McDonald’s Corporation (MCD) is one of my favorite stocks held by large-cap value ETFs and mutual funds and earns my Very Attractive rating. MCD has grown its after-tax cash flow (NOPAT) by 9% compounded annually since 1998. Its return on invested capital (ROIC) has increased every year since 2002. McDonald’s current share price of ~$94.60 gives it a price to economic book value ratio of 0.9, which means the market is currently predicting a permanent 10% decline in NOPAT for MCD. Such a large decline seems unlikely for a company that has not experienced even a minor decline in NOPAT for a decade.
American International Group, Inc. (AIG) is one of my least favorite stocks held by large-cap value ETFs and mutual funds and earns my Very Dangerous rating. AIG has an ROIC of only 1%, while its weighted average cost of capital (WACC) is 10%, meaning it would need to grow ROIC by over ten times its current level to earn positive economic earnings. Instead ROIC is declining, driven by a 75% decrease in NOPAT last year. In fact, AIG has not earned positive economic earnings since before 1998. AIG’s current share price of ~$38.20 means the market is expecting 20% growth in NOPAT compounded annually over the next 10 years. This expectation seems overly optimistic for a company with a declining NOPAT and no track record of economic profitability.
Figures 4 and 5 show the rating landscape of all large-cap value ETFs and mutual funds.
My Style Rankings For ETFs and Mutual Funds report ranks all styles and highlights those that offer the best investments.
Figure 4: Separating the Best ETFs From the Worst Funds
Figure 5: Separating the Best Mutual Funds From the Worst Funds
Review my full list of ratings and rankings along with reports on all 39 ETFs and 728 mutual funds in the large-cap value style.
Sam McBride contributed to this report.
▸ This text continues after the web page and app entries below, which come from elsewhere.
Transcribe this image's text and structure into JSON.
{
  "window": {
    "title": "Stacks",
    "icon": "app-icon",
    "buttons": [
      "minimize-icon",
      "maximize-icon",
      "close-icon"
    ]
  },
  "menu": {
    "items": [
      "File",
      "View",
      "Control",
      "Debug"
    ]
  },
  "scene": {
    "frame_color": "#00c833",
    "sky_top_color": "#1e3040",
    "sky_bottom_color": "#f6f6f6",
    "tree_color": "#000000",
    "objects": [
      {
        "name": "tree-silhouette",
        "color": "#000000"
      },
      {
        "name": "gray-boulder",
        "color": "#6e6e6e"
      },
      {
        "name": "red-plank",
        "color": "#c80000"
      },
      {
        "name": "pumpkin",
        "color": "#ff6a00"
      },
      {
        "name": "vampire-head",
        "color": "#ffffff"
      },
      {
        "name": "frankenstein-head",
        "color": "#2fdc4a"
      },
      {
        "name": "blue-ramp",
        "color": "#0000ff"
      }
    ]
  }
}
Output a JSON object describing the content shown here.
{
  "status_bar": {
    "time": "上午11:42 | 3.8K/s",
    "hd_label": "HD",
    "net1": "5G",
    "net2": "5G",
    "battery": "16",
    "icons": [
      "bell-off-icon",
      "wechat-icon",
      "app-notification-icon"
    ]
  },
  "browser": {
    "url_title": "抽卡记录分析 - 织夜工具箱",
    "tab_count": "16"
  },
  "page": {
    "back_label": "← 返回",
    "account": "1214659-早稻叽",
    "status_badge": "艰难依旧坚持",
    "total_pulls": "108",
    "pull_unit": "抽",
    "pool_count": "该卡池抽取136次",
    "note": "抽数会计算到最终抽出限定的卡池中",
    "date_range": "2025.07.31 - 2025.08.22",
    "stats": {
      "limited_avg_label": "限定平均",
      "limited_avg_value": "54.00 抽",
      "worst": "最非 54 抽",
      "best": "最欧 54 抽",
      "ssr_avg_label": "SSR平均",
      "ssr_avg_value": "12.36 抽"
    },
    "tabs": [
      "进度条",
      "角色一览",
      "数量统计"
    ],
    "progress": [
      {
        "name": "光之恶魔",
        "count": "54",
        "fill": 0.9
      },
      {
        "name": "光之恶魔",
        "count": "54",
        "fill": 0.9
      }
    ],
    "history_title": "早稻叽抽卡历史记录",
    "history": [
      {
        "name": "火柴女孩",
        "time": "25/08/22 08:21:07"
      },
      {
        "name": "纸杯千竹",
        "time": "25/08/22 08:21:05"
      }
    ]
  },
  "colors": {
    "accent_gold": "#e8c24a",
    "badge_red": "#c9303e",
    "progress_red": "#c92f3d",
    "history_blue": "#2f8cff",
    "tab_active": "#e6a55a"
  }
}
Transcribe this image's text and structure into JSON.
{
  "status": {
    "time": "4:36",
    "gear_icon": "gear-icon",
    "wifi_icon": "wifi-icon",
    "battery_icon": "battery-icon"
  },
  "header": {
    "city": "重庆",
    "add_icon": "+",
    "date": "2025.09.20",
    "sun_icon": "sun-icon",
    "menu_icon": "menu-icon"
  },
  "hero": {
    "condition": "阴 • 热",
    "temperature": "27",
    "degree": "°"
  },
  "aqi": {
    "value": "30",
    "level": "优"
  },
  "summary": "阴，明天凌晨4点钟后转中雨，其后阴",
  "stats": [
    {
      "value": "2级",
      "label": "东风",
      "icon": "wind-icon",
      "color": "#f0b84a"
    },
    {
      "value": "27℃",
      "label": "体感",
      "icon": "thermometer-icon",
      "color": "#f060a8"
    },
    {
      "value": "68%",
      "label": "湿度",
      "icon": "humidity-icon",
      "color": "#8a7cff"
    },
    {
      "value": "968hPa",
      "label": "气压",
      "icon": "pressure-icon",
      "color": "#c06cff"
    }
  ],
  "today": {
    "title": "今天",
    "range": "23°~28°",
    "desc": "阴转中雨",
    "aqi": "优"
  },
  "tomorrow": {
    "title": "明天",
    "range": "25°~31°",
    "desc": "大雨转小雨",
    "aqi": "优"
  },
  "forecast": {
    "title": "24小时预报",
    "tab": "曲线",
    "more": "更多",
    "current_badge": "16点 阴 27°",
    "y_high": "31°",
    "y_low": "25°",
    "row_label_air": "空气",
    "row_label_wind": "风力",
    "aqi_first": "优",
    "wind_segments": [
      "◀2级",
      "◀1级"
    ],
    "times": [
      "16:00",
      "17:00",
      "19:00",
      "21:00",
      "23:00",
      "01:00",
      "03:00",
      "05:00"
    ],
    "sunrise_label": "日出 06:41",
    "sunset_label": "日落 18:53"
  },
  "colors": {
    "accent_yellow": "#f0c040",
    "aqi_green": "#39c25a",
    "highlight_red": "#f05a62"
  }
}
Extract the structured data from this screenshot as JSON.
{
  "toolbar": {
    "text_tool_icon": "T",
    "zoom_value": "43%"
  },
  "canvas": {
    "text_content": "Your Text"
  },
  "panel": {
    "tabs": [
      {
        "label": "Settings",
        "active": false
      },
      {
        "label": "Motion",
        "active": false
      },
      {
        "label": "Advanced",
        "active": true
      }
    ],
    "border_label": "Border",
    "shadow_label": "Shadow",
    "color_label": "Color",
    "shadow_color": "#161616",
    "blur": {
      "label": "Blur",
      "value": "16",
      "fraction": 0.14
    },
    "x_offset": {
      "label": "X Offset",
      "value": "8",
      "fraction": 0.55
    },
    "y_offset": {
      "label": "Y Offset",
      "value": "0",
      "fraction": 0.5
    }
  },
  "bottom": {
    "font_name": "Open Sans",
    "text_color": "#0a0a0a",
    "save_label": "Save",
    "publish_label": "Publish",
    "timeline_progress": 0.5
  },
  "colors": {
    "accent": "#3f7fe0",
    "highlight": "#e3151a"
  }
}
Disclosure: David Trainer owns MCD. David Trainer and Sam McBride receive no compensation to write about any specific stock, sector or theme.